Today the Sun reaches its most northern point in the sky in the northern hemisphere and the lowest in the southern hemisphere.

Put another way,  for the northern hemisphere: the June solstice is when the subsolar point or that point where the sun is perceived to be directly over head, is at the northern most latitude it will attain before due to the tilt of the Earth on its axis and is on the Tropic of Cancer (23.44 deg). After the June Solstice the Sun will day by day become lower in the northern sky until the December solstice when it rises to its lowest point of the year.

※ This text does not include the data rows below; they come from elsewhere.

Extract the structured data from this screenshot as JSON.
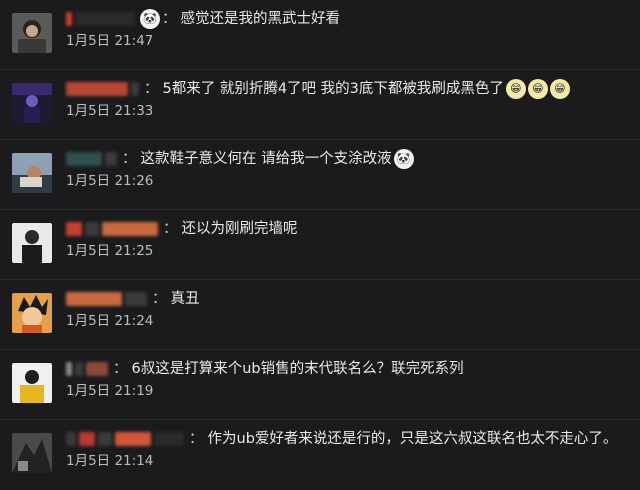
{
  "comments": [
    {
      "username": "",
      "text": "感觉还是我的黑武士好看",
      "emoji": [
        "panda-face-icon"
      ],
      "time": "1月5日 21:47"
    },
    {
      "username": "",
      "text": "5都来了 就别折腾4了吧 我的3底下都被我刷成黑色了",
      "emoji": [
        "grinning-face-icon",
        "grinning-face-icon",
        "grinning-face-icon"
      ],
      "time": "1月5日 21:33"
    },
    {
      "username": "",
      "text": "这款鞋子意义何在 请给我一个支涂改液",
      "emoji": [
        "panda-face-icon"
      ],
      "time": "1月5日 21:26"
    },
    {
      "username": "",
      "text": "还以为刚刷完墙呢",
      "emoji": [],
      "time": "1月5日 21:25"
    },
    {
      "username": "",
      "text": "真丑",
      "emoji": [],
      "time": "1月5日 21:24"
    },
    {
      "username": "",
      "text": "6叔这是打算来个ub销售的末代联名么？联完死系列",
      "emoji": [],
      "time": "1月5日 21:19"
    },
    {
      "username": "",
      "text": "作为ub爱好者来说还是行的，只是这六叔这联名也太不走心了。",
      "emoji": [],
      "time": "1月5日 21:14"
    }
  ],
  "separator": "："
}
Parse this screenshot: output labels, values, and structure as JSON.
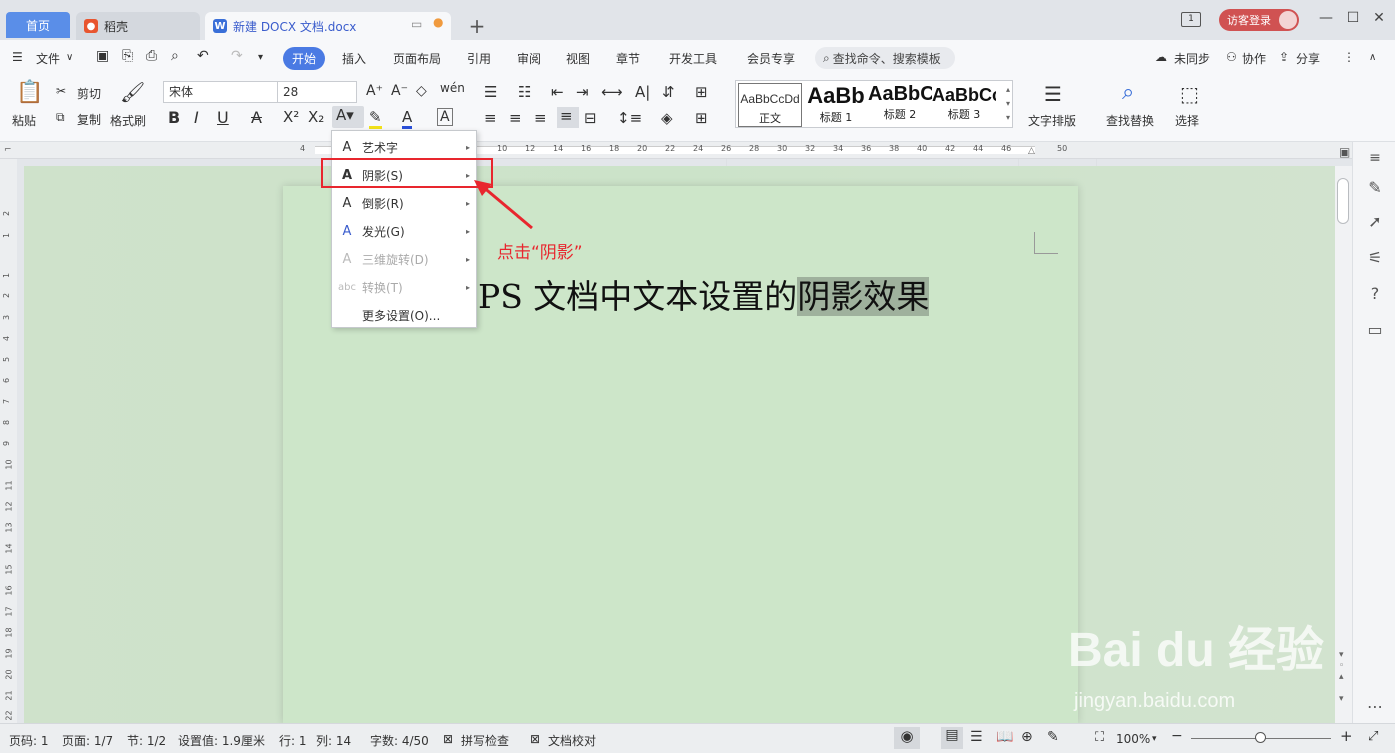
{
  "tabs": {
    "home": "首页",
    "daoke": "稻壳",
    "doc": "新建 DOCX 文档.docx",
    "add": "+"
  },
  "titlebar": {
    "monitor": "1",
    "login": "访客登录",
    "min": "—",
    "max": "☐",
    "close": "✕"
  },
  "menu": {
    "file": "文件",
    "items": [
      "开始",
      "插入",
      "页面布局",
      "引用",
      "审阅",
      "视图",
      "章节",
      "开发工具",
      "会员专享"
    ],
    "search": "查找命令、搜索模板",
    "sync": "未同步",
    "coop": "协作",
    "share": "分享"
  },
  "toolbar": {
    "paste": "粘贴",
    "cut": "剪切",
    "copy": "复制",
    "format_painter": "格式刷",
    "font": "宋体",
    "size": "28",
    "text_layout": "文字排版",
    "find_replace": "查找替换",
    "select": "选择"
  },
  "styles": [
    {
      "sample": "AaBbCcDd",
      "name": "正文"
    },
    {
      "sample": "AaBb",
      "name": "标题 1"
    },
    {
      "sample": "AaBbC",
      "name": "标题 2"
    },
    {
      "sample": "AaBbCc",
      "name": "标题 3"
    }
  ],
  "ruler": [
    "4",
    "10",
    "12",
    "14",
    "16",
    "18",
    "20",
    "22",
    "24",
    "26",
    "28",
    "30",
    "32",
    "34",
    "36",
    "38",
    "40",
    "42",
    "44",
    "46",
    "50"
  ],
  "vruler": [
    "2",
    "1",
    "1",
    "2",
    "3",
    "4",
    "5",
    "6",
    "7",
    "8",
    "9",
    "10",
    "11",
    "12",
    "13",
    "14",
    "15",
    "16",
    "17",
    "18",
    "19",
    "20",
    "21",
    "22"
  ],
  "dropdown": [
    {
      "icon": "A",
      "label": "艺术字",
      "arrow": "▸",
      "disabled": false
    },
    {
      "icon": "A",
      "label": "阴影(S)",
      "arrow": "▸",
      "disabled": false
    },
    {
      "icon": "A",
      "label": "倒影(R)",
      "arrow": "▸",
      "disabled": false
    },
    {
      "icon": "A",
      "label": "发光(G)",
      "arrow": "▸",
      "disabled": false
    },
    {
      "icon": "A",
      "label": "三维旋转(D)",
      "arrow": "▸",
      "disabled": true
    },
    {
      "icon": "abc",
      "label": "转换(T)",
      "arrow": "▸",
      "disabled": true
    },
    {
      "icon": "",
      "label": "更多设置(O)...",
      "arrow": "",
      "disabled": false
    }
  ],
  "annotation": "点击“阴影”",
  "document": {
    "text_plain": "PS 文档中文本设置的",
    "text_highlight": "阴影效果"
  },
  "status": {
    "page_code": "页码: 1",
    "page": "页面: 1/7",
    "section": "节: 1/2",
    "setting": "设置值: 1.9厘米",
    "row": "行: 1",
    "col": "列: 14",
    "words": "字数: 4/50",
    "spell": "拼写检查",
    "proof": "文档校对",
    "zoom": "100%"
  },
  "watermark": {
    "logo": "Bai du 经验",
    "url": "jingyan.baidu.com"
  }
}
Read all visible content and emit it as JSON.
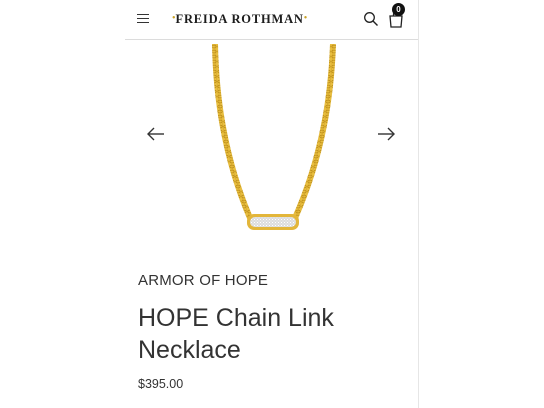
{
  "header": {
    "logo_text": "FREIDA ROTHMAN",
    "cart_count": "0"
  },
  "icons": {
    "menu": "hamburger-menu-icon",
    "search": "search-icon",
    "cart": "shopping-bag-icon",
    "prev": "arrow-left-icon",
    "next": "arrow-right-icon"
  },
  "product": {
    "collection": "ARMOR OF HOPE",
    "name": "HOPE Chain Link Necklace",
    "price": "$395.00"
  },
  "colors": {
    "gold": "#e3b63a",
    "logo_dot": "#c9a227",
    "text": "#333333"
  }
}
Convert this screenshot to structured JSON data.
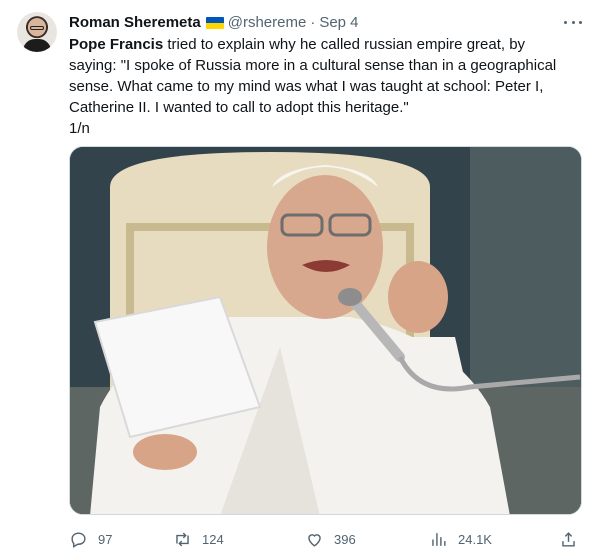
{
  "tweet": {
    "author_name": "Roman Sheremeta",
    "handle": "@rshereme",
    "separator": "·",
    "date": "Sep 4",
    "text_lines": [
      {
        "bold": "Pope Francis",
        "rest": " tried to explain why he called russian empire great, by"
      },
      {
        "bold": "",
        "rest": "saying: \"I spoke of Russia more in a cultural sense than in a geographical"
      },
      {
        "bold": "",
        "rest": "sense. What came to my mind was what I was taught at school: Peter I,"
      },
      {
        "bold": "",
        "rest": "Catherine II. I wanted to call to adopt this heritage.\""
      },
      {
        "bold": "",
        "rest": "1/n"
      }
    ]
  },
  "actions": {
    "replies": "97",
    "retweets": "124",
    "likes": "396",
    "views": "24.1K"
  },
  "icons": {
    "reply": "reply-icon",
    "retweet": "retweet-icon",
    "like": "heart-icon",
    "views": "views-icon",
    "share": "share-icon",
    "more": "more-icon",
    "flag": "ukraine-flag-icon"
  },
  "colors": {
    "text": "#0f1419",
    "secondary": "#536471",
    "flag_blue": "#0057b7",
    "flag_yellow": "#ffd700"
  }
}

The southern hemisphere experiences the opposite, so today the Sun is at its lowest point and after today will gradually reach higher in sky until the December solstice.

The moment of the June Solstice occurs today at 22:34 UTC.  US Naval Observatory.

More at:  timeanddate.com

My typical June solstice tradition is to take a nice long walk at sunrise, heavy rain made me skip the walk.

#SummerSolstice

Image: Creative Commons